• _Records from a data collection_:
=== Begin Enclosure ===

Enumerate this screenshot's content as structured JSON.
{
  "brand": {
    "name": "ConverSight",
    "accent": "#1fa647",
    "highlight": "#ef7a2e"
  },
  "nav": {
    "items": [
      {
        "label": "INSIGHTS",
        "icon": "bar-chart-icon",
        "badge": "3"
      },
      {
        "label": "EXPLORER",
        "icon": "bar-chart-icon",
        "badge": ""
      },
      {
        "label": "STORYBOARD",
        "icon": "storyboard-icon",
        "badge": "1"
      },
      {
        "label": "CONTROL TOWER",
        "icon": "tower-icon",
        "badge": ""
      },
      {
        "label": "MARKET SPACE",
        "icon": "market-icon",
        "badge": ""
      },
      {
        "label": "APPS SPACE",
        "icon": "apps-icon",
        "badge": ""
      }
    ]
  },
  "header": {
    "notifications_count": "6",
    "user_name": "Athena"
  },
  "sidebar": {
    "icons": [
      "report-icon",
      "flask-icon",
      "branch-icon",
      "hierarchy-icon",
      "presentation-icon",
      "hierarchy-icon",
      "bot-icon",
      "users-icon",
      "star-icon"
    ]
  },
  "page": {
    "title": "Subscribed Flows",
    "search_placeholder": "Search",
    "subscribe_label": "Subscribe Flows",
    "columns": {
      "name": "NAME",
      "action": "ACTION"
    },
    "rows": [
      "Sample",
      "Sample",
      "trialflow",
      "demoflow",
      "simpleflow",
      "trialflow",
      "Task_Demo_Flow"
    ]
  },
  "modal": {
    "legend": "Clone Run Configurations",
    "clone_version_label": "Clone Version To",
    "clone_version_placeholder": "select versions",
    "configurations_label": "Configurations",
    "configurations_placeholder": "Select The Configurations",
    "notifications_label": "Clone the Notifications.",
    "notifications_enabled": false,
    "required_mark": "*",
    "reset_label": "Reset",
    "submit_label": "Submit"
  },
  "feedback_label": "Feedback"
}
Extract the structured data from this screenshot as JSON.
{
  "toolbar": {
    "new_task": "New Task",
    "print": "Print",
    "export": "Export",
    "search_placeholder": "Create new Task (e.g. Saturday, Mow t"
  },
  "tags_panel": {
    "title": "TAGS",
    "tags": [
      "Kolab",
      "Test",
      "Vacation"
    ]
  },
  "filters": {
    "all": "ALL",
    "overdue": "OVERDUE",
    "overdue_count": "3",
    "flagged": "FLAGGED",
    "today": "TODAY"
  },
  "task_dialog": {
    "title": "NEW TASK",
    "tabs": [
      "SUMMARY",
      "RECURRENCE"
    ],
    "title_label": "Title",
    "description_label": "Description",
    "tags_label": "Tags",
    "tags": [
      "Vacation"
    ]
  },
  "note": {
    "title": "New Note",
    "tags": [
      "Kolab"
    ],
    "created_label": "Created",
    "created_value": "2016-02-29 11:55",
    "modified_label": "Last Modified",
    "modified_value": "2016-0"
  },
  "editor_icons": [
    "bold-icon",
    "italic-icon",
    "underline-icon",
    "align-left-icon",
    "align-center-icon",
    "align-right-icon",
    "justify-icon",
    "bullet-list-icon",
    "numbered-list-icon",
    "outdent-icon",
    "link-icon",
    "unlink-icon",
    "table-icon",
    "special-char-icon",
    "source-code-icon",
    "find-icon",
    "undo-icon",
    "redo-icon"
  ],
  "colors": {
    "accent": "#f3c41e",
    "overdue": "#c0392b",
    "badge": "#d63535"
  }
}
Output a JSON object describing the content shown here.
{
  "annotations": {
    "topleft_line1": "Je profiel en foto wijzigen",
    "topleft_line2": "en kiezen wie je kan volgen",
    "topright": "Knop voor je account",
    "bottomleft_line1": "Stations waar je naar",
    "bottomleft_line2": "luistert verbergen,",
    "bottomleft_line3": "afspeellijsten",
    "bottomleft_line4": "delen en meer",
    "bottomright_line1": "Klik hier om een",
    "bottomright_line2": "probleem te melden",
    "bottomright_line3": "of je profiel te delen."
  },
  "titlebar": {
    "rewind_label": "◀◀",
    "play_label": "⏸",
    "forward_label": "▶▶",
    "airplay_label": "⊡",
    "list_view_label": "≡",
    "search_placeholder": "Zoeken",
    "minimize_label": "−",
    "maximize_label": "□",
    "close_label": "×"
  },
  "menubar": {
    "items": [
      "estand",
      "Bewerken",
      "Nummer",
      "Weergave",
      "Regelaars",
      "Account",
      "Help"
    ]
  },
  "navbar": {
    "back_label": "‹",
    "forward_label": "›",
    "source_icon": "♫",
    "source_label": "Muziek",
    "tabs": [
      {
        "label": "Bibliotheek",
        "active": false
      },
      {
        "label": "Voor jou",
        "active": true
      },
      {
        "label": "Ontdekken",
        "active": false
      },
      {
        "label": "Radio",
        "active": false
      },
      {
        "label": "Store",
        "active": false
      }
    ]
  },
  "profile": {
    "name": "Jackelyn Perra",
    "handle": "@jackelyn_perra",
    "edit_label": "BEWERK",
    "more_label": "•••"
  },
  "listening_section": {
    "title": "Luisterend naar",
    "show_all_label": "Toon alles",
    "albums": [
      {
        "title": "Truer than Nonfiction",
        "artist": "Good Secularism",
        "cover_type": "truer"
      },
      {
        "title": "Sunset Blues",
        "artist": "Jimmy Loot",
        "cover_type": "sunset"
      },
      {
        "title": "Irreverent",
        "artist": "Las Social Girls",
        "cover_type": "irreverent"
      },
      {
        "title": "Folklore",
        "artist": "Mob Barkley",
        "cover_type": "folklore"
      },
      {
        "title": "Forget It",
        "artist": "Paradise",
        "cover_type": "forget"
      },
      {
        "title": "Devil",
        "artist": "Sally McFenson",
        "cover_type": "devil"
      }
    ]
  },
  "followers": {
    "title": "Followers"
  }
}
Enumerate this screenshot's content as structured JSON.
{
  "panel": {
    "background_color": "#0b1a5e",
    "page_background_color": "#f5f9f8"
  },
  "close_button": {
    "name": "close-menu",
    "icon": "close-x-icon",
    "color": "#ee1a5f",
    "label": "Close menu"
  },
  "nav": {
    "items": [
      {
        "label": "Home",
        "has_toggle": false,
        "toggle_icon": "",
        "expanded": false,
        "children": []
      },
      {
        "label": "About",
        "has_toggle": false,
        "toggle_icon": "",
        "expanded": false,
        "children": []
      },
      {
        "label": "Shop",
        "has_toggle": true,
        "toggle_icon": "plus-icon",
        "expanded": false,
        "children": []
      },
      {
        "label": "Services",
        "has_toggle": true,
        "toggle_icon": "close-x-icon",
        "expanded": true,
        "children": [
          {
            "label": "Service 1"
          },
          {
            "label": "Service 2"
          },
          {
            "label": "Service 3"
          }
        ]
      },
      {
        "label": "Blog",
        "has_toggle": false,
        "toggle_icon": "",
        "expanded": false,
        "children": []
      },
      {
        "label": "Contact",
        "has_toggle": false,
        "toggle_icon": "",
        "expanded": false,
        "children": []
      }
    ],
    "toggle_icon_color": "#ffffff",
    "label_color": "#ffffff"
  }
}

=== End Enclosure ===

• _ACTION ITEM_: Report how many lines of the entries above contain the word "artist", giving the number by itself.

• _EXPECTED OUTPUT_: 6